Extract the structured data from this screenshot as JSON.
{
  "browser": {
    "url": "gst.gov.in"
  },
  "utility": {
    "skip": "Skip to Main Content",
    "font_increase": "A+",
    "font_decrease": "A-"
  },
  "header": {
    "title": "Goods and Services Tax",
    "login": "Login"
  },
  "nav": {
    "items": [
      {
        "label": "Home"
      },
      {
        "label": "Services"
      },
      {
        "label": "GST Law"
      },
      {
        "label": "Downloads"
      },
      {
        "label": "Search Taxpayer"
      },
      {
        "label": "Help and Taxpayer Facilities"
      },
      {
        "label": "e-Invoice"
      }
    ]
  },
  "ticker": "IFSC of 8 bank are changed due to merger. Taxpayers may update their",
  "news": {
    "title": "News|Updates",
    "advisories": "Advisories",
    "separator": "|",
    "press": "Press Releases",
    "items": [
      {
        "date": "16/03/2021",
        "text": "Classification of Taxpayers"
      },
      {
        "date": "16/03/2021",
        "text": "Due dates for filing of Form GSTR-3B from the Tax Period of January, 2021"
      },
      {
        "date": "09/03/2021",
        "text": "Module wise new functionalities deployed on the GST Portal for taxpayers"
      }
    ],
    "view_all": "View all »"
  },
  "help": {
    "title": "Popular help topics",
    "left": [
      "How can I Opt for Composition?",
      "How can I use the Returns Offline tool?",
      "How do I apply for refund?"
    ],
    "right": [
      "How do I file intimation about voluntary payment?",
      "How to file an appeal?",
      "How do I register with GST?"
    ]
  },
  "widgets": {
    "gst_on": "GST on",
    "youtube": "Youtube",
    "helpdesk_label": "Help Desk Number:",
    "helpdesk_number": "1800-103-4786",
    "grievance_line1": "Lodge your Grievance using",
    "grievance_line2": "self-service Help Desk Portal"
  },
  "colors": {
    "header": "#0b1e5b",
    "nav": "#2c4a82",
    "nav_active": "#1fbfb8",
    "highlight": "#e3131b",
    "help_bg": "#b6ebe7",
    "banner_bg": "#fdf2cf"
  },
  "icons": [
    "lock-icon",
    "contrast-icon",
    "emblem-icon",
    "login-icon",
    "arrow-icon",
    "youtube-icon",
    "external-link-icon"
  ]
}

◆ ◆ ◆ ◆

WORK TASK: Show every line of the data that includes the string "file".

SOLUTION TO THIS PROBLEM:
      "How do I file intimation about voluntary payment?",
      "How to file an appeal?",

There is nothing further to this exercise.